We are led to believe migrants are invading Italy and are the root cause of our economic problems. But according to Istat (the national institute of statistics), migrants, including those from the EU, account for 8.7% of the overall population. Illegal immigrants, who provide the basis for the anti-immigration propaganda, represent approximately 533,000 in a country of more than 60 million. In no way therefore can one speak of an invasion, and yet that is the tune we hear sung on a daily basis.
Second, those who argue for a different vision and a different country are dismissed as the elite. Having attacked journalists across the board, the first official act of this government’s under-secretary of state for publishing, Vito Crimi (a third-rate politician capable of gratuitous spitefulness), was to cut public funding to the press, striking a blow against those who do not receive advertising revenue but nevertheless provide high-quality information and provide a public service. As a result, we shall be witnessing the demise of Radio Radicale, Il Manifesto and L’Avvenire – three progressive mainstays of the Italian media scene which have never lined up with any government and which no previous government ever dreamed of threatening. To attack these publications is to attack the values of liberal democracy and pluralism.
The attack on Radio Radicale, which for 40 years now has been broadcasting the proceedings of parliament and the major institutions of the country, is a vivid illustration of the transformation of the M5S founded by Beppe Grillo. M5S used to stream even closed-door talks on the formation of the government; now, it prefers lights off during parliamentary proceedings and we still don’t know who or what should eventually replace Radio Radicale and the essential job it does. This is the biggest emergency in Italy. It is becoming a country where it is increasingly difficult to publish information and where, if you criticise the government, you become a target. You only have to think of the controversy surrounding the removal of police protection from journalists (like me) who receive death threats because that protection is supposedly too heavy a burden on the state’s coffers.It is never pointed out that, of 600 people who receive protection in Italy, only 20 are journalists. How can there be freedom of expression in a country whose government attacks people who write and report on a daily basis?
Last March Italians went to cast our votes having been immersed in anti-migrant propaganda and sick to the back teeth of traditional political parties. Today, in the run-up to May’s European elections, things are even worse. It’s the government – robust, muscular and nasty by vocation – that delivers the propaganda. Every case of a migrant boat turned away from our shores gives rise not to indignation but the kind of cheerleading you see at football stadiums. Anti-migrant posturing is used to camouflage problems both parties have with their respective supporters. M5S has been eclipsed by the League in government.
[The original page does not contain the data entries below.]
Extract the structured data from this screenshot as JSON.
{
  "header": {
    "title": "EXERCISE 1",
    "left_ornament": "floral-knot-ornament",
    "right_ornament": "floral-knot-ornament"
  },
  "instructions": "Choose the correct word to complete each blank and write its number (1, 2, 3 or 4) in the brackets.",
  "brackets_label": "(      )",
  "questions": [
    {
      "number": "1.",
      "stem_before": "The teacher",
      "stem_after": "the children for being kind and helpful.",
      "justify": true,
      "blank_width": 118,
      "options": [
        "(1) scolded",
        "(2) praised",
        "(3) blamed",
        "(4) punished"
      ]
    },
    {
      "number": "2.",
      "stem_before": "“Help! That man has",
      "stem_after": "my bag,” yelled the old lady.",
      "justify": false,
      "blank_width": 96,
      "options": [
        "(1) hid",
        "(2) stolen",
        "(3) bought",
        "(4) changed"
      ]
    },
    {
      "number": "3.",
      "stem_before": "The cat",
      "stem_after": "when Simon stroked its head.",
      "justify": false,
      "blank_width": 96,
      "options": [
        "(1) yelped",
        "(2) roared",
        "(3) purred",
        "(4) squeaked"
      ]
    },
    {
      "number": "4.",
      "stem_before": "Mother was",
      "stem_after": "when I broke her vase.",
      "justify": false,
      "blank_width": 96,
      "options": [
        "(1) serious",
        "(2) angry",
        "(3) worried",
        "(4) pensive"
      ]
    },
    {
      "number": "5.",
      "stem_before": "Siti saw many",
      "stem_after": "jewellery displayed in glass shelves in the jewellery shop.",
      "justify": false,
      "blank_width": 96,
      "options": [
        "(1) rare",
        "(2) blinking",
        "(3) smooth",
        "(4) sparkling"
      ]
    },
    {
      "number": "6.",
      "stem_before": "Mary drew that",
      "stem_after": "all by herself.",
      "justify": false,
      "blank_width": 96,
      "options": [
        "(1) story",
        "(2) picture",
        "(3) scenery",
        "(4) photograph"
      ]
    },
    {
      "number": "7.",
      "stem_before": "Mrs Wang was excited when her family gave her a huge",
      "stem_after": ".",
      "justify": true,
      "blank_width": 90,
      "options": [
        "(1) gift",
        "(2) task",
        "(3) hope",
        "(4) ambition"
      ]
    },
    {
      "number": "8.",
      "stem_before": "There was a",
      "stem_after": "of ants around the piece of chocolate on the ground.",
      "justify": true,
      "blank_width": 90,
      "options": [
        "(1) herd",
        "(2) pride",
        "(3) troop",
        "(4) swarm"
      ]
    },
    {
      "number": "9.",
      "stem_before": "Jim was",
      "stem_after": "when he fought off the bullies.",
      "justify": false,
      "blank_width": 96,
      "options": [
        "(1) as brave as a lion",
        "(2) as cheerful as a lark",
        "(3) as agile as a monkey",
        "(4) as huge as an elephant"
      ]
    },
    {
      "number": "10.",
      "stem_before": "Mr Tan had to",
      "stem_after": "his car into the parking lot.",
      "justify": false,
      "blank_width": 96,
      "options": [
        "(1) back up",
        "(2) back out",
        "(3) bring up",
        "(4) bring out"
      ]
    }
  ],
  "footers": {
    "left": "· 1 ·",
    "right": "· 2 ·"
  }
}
Meanwhile the major entrepreneurs in the north – the traditional power base of the League – are disappointed by its economic policies. But Salvini’s ratings keep shooting up, because every day he serves up a scapegoat for people to get their teeth into, to insult and use violence against.
This government’s opponents feel more alone than ever. How can one get people to see they are the victims of an evil spell? Because the economy will certainly not recover if we become more isolated from Europe, or thanks to our Russian ally or our new Hungarian friends. Nor will it revive by removing rights from migrants who live, work and pay their taxes in our country.
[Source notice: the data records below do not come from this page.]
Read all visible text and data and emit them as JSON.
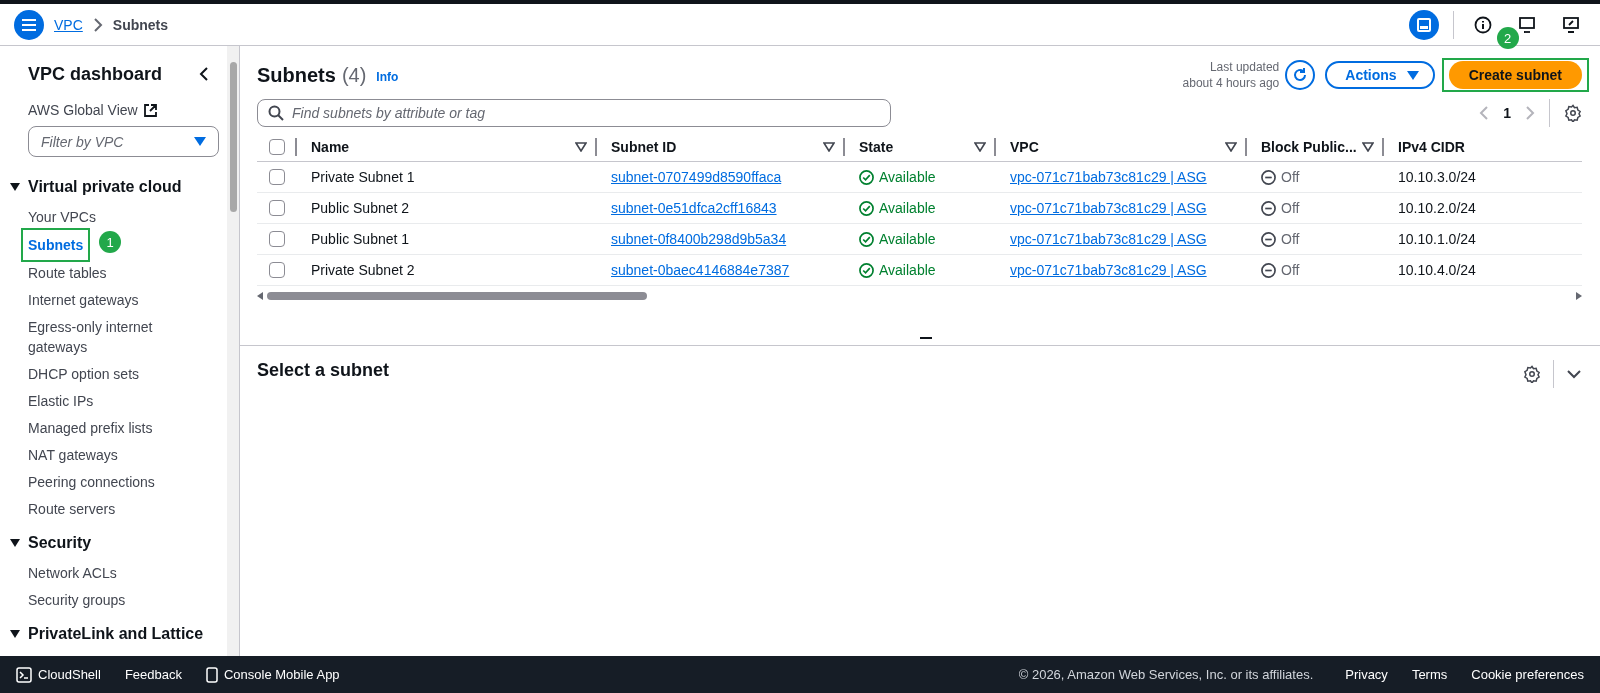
{
  "header": {
    "breadcrumbs": [
      {
        "label": "VPC",
        "link": true
      },
      {
        "label": "Subnets",
        "link": false
      }
    ]
  },
  "sidebar": {
    "title": "VPC dashboard",
    "global_view": "AWS Global View",
    "filter": {
      "placeholder": "Filter by VPC"
    },
    "sections": [
      {
        "title": "Virtual private cloud",
        "expanded": true,
        "items": [
          {
            "label": "Your VPCs",
            "selected": false
          },
          {
            "label": "Subnets",
            "selected": true,
            "callout": "1"
          },
          {
            "label": "Route tables",
            "selected": false
          },
          {
            "label": "Internet gateways",
            "selected": false
          },
          {
            "label": "Egress-only internet gateways",
            "selected": false
          },
          {
            "label": "DHCP option sets",
            "selected": false
          },
          {
            "label": "Elastic IPs",
            "selected": false
          },
          {
            "label": "Managed prefix lists",
            "selected": false
          },
          {
            "label": "NAT gateways",
            "selected": false
          },
          {
            "label": "Peering connections",
            "selected": false
          },
          {
            "label": "Route servers",
            "selected": false
          }
        ]
      },
      {
        "title": "Security",
        "expanded": true,
        "items": [
          {
            "label": "Network ACLs",
            "selected": false
          },
          {
            "label": "Security groups",
            "selected": false
          }
        ]
      },
      {
        "title": "PrivateLink and Lattice",
        "expanded": true
      }
    ]
  },
  "main": {
    "title": "Subnets",
    "count": "(4)",
    "info": "Info",
    "last_updated": "Last updated",
    "updated_ago": "about 4 hours ago",
    "actions": "Actions",
    "create": {
      "label": "Create subnet",
      "callout": "2"
    },
    "search": {
      "placeholder": "Find subnets by attribute or tag"
    },
    "page": "1",
    "all_checked": false,
    "columns": [
      "Name",
      "Subnet ID",
      "State",
      "VPC",
      "Block Public...",
      "IPv4 CIDR"
    ],
    "rows": [
      {
        "checked": false,
        "name": "Private Subnet 1",
        "subnet_id": "subnet-0707499d8590ffaca",
        "state": "Available",
        "vpc": "vpc-071c71bab73c81c29 | ASG",
        "block": "Off",
        "cidr": "10.10.3.0/24"
      },
      {
        "checked": false,
        "name": "Public Subnet 2",
        "subnet_id": "subnet-0e51dfca2cff16843",
        "state": "Available",
        "vpc": "vpc-071c71bab73c81c29 | ASG",
        "block": "Off",
        "cidr": "10.10.2.0/24"
      },
      {
        "checked": false,
        "name": "Public Subnet 1",
        "subnet_id": "subnet-0f8400b298d9b5a34",
        "state": "Available",
        "vpc": "vpc-071c71bab73c81c29 | ASG",
        "block": "Off",
        "cidr": "10.10.1.0/24"
      },
      {
        "checked": false,
        "name": "Private Subnet 2",
        "subnet_id": "subnet-0baec4146884e7387",
        "state": "Available",
        "vpc": "vpc-071c71bab73c81c29 | ASG",
        "block": "Off",
        "cidr": "10.10.4.0/24"
      }
    ]
  },
  "detail": {
    "title": "Select a subnet"
  },
  "footer": {
    "left": [
      "CloudShell",
      "Feedback",
      "Console Mobile App"
    ],
    "copyright": "© 2026, Amazon Web Services, Inc. or its affiliates.",
    "links": [
      "Privacy",
      "Terms",
      "Cookie preferences"
    ]
  }
}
What we progressives need is not just optimism but a different vision of the future. But the battered parties on the left aren’t listening; they’re focused on solving their own internal problems and seem indifferent to the alarming threats to our democracy. Nowadays whoever attempts to describe a country that must pick itself up, a country that must stand firm and rediscover its virtues, is alone. Utterly alone.